ABOUT THIS EXERCISE: Could you please retype the records exactly, minus their pictures?

DATASET CONTENT:
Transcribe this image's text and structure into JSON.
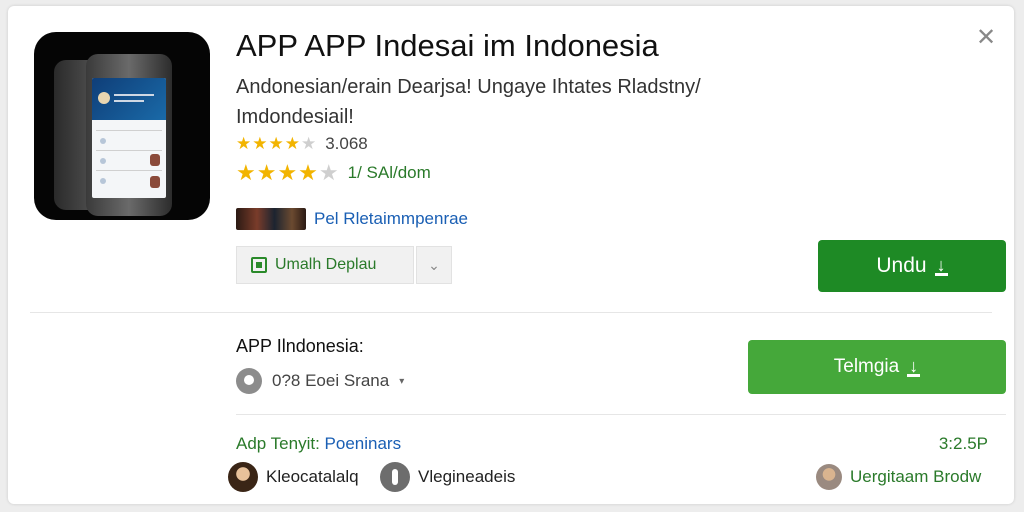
{
  "app": {
    "title": "APP APP Indesai im Indonesia",
    "subtitle_line1": "Andonesian/erain Dearjsa! Ungaye Ihtates Rladstny/",
    "subtitle_line2": "Imdondesiail!",
    "rating1_value": "3.068",
    "rating2_label": "1/ SAl/dom",
    "publisher": "Pel Rletaimmpenrae",
    "icon": "phone-app-icon"
  },
  "actions": {
    "wishlist_label": "Umalh Deplau",
    "wishlist_icon": "bookmark-icon",
    "dropdown_icon": "chevron-down-icon",
    "primary_label": "Undu",
    "secondary_label": "Telmgia",
    "download_icon": "download-icon",
    "close_icon": "close-icon"
  },
  "section": {
    "title": "APP Ilndonesia:",
    "location_label": "0?8 Eoei Srana",
    "location_icon": "location-icon",
    "list_label_green": "Adp Tenyit:",
    "list_label_blue": "Poeninars",
    "list_value": "3:2.5P"
  },
  "people": [
    {
      "name": "Kleocatalalq",
      "icon": "avatar-photo"
    },
    {
      "name": "Vlegineadeis",
      "icon": "info-avatar-icon"
    },
    {
      "name": "Uergitaam Brodw",
      "icon": "avatar-photo"
    }
  ],
  "colors": {
    "primary_green": "#1e8a25",
    "secondary_green": "#45a83a",
    "link_blue": "#1a5fb4",
    "star_gold": "#f2b400"
  }
}
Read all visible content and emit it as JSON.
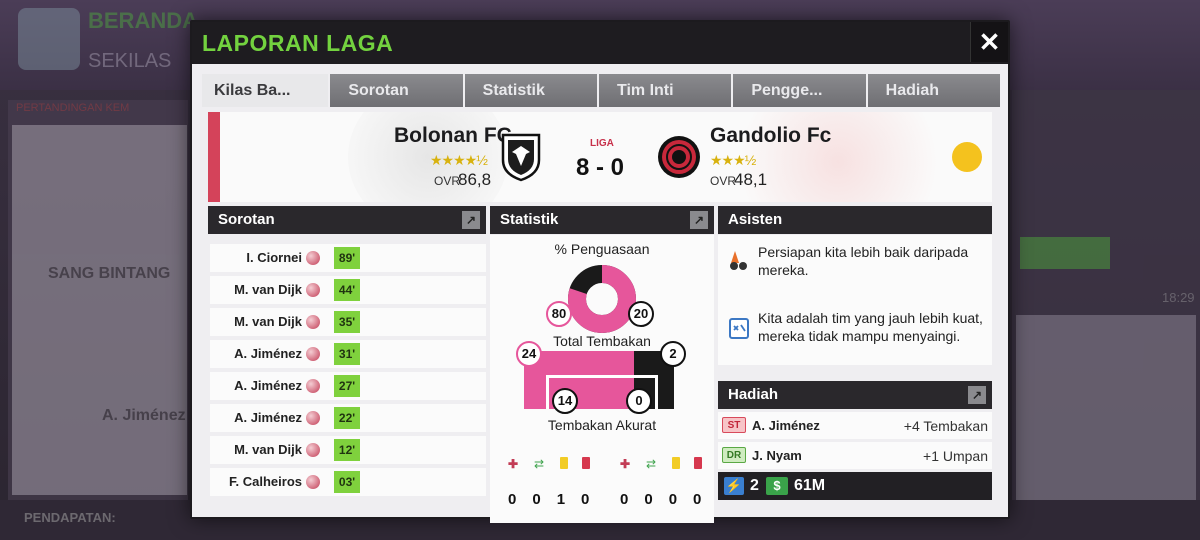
{
  "background": {
    "title": "BERANDA",
    "subtitle": "SEKILAS",
    "left_section": "PERTANDINGAN KEM",
    "left_featured": "SANG BINTANG",
    "left_player": "A. Jiménez",
    "bottom_label": "PENDAPATAN:",
    "right_time": "18:29"
  },
  "modal": {
    "title": "LAPORAN LAGA",
    "close_icon": "close-icon",
    "tabs": [
      "Kilas Ba...",
      "Sorotan",
      "Statistik",
      "Tim Inti",
      "Pengge...",
      "Hadiah"
    ],
    "active_tab": 0
  },
  "match": {
    "competition": "LIGA",
    "score": "8 - 0",
    "home": {
      "name": "Bolonan FC",
      "stars": "★★★★½",
      "ovr_label": "OVR",
      "ovr": "86,8"
    },
    "away": {
      "name": "Gandolio Fc",
      "stars": "★★★½",
      "ovr_label": "OVR",
      "ovr": "48,1"
    },
    "weather_icon": "sun-icon",
    "colors": {
      "accent": "#d4435a",
      "home": "#e6569b",
      "away": "#111111"
    }
  },
  "highlights": {
    "title": "Sorotan",
    "goals": [
      {
        "player": "I. Ciornei",
        "minute": "89'"
      },
      {
        "player": "M. van Dijk",
        "minute": "44'"
      },
      {
        "player": "M. van Dijk",
        "minute": "35'"
      },
      {
        "player": "A. Jiménez",
        "minute": "31'"
      },
      {
        "player": "A. Jiménez",
        "minute": "27'"
      },
      {
        "player": "A. Jiménez",
        "minute": "22'"
      },
      {
        "player": "M. van Dijk",
        "minute": "12'"
      },
      {
        "player": "F. Calheiros",
        "minute": "03'"
      }
    ]
  },
  "stats": {
    "title": "Statistik",
    "possession_label": "% Penguasaan",
    "possession_home": 80,
    "possession_away": 20,
    "shots_label": "Total Tembakan",
    "shots_home": 24,
    "shots_away": 2,
    "on_target_label": "Tembakan Akurat",
    "on_target_home": 14,
    "on_target_away": 0,
    "home_cards": [
      "0",
      "0",
      "1",
      "0"
    ],
    "away_cards": [
      "0",
      "0",
      "0",
      "0"
    ],
    "card_icons": [
      "injury-icon",
      "substitution-icon",
      "yellow-card-icon",
      "red-card-icon"
    ]
  },
  "assistant": {
    "title": "Asisten",
    "messages": [
      "Persiapan kita lebih baik daripada mereka.",
      "Kita adalah tim yang jauh lebih kuat, mereka tidak mampu menyaingi."
    ]
  },
  "rewards": {
    "title": "Hadiah",
    "items": [
      {
        "position": "ST",
        "player": "A. Jiménez",
        "value": "+4 Tembakan"
      },
      {
        "position": "DR",
        "player": "J. Nyam",
        "value": "+1 Umpan"
      }
    ],
    "energy": "2",
    "money": "61M"
  }
}
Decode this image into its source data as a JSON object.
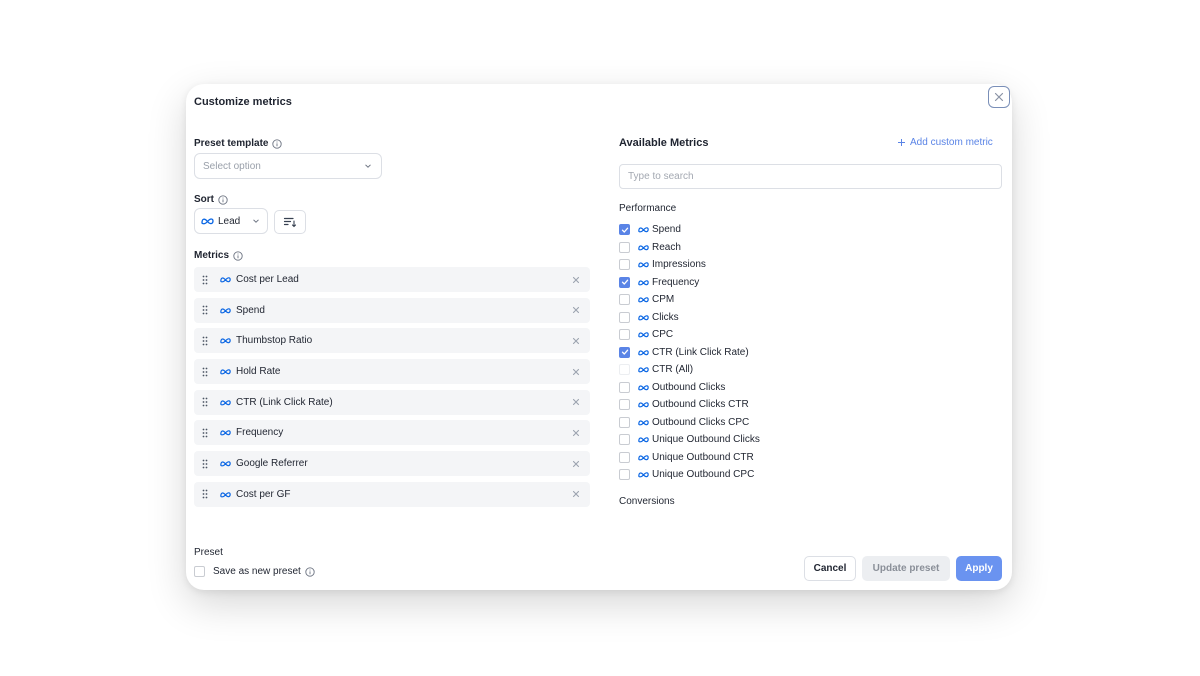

EXERCISE ANSWER:
Transcribe this image's text and structure into JSON.
{
  "app": {
    "title": "APP APP Indesai im Indonesia",
    "subtitle_line1": "Andonesian/erain Dearjsa! Ungaye Ihtates Rladstny/",
    "subtitle_line2": "Imdondesiail!",
    "rating1_value": "3.068",
    "rating2_label": "1/ SAl/dom",
    "publisher": "Pel Rletaimmpenrae",
    "icon": "phone-app-icon"
  },
  "actions": {
    "wishlist_label": "Umalh Deplau",
    "wishlist_icon": "bookmark-icon",
    "dropdown_icon": "chevron-down-icon",
    "primary_label": "Undu",
    "secondary_label": "Telmgia",
    "download_icon": "download-icon",
    "close_icon": "close-icon"
  },
  "section": {
    "title": "APP Ilndonesia:",
    "location_label": "0?8 Eoei Srana",
    "location_icon": "location-icon",
    "list_label_green": "Adp Tenyit:",
    "list_label_blue": "Poeninars",
    "list_value": "3:2.5P"
  },
  "people": [
    {
      "name": "Kleocatalalq",
      "icon": "avatar-photo"
    },
    {
      "name": "Vlegineadeis",
      "icon": "info-avatar-icon"
    },
    {
      "name": "Uergitaam Brodw",
      "icon": "avatar-photo"
    }
  ],
  "colors": {
    "primary_green": "#1e8a25",
    "secondary_green": "#45a83a",
    "link_blue": "#1a5fb4",
    "star_gold": "#f2b400"
  }
}
Read all visible content and emit it as JSON.
{
  "background": {
    "title": "BERANDA",
    "subtitle": "SEKILAS",
    "left_section": "PERTANDINGAN KEM",
    "left_featured": "SANG BINTANG",
    "left_player": "A. Jiménez",
    "bottom_label": "PENDAPATAN:",
    "right_time": "18:29"
  },
  "modal": {
    "title": "LAPORAN LAGA",
    "close_icon": "close-icon",
    "tabs": [
      "Kilas Ba...",
      "Sorotan",
      "Statistik",
      "Tim Inti",
      "Pengge...",
      "Hadiah"
    ],
    "active_tab": 0
  },
  "match": {
    "competition": "LIGA",
    "score": "8 - 0",
    "home": {
      "name": "Bolonan FC",
      "stars": "★★★★½",
      "ovr_label": "OVR",
      "ovr": "86,8"
    },
    "away": {
      "name": "Gandolio Fc",
      "stars": "★★★½",
      "ovr_label": "OVR",
      "ovr": "48,1"
    },
    "weather_icon": "sun-icon",
    "colors": {
      "accent": "#d4435a",
      "home": "#e6569b",
      "away": "#111111"
    }
  },
  "highlights": {
    "title": "Sorotan",
    "goals": [
      {
        "player": "I. Ciornei",
        "minute": "89'"
      },
      {
        "player": "M. van Dijk",
        "minute": "44'"
      },
      {
        "player": "M. van Dijk",
        "minute": "35'"
      },
      {
        "player": "A. Jiménez",
        "minute": "31'"
      },
      {
        "player": "A. Jiménez",
        "minute": "27'"
      },
      {
        "player": "A. Jiménez",
        "minute": "22'"
      },
      {
        "player": "M. van Dijk",
        "minute": "12'"
      },
      {
        "player": "F. Calheiros",
        "minute": "03'"
      }
    ]
  },
  "stats": {
    "title": "Statistik",
    "possession_label": "% Penguasaan",
    "possession_home": 80,
    "possession_away": 20,
    "shots_label": "Total Tembakan",
    "shots_home": 24,
    "shots_away": 2,
    "on_target_label": "Tembakan Akurat",
    "on_target_home": 14,
    "on_target_away": 0,
    "home_cards": [
      "0",
      "0",
      "1",
      "0"
    ],
    "away_cards": [
      "0",
      "0",
      "0",
      "0"
    ],
    "card_icons": [
      "injury-icon",
      "substitution-icon",
      "yellow-card-icon",
      "red-card-icon"
    ]
  },
  "assistant": {
    "title": "Asisten",
    "messages": [
      "Persiapan kita lebih baik daripada mereka.",
      "Kita adalah tim yang jauh lebih kuat, mereka tidak mampu menyaingi."
    ]
  },
  "rewards": {
    "title": "Hadiah",
    "items": [
      {
        "position": "ST",
        "player": "A. Jiménez",
        "value": "+4 Tembakan"
      },
      {
        "position": "DR",
        "player": "J. Nyam",
        "value": "+1 Umpan"
      }
    ],
    "energy": "2",
    "money": "61M"
  }
}
Decode this image into its source data as a JSON object.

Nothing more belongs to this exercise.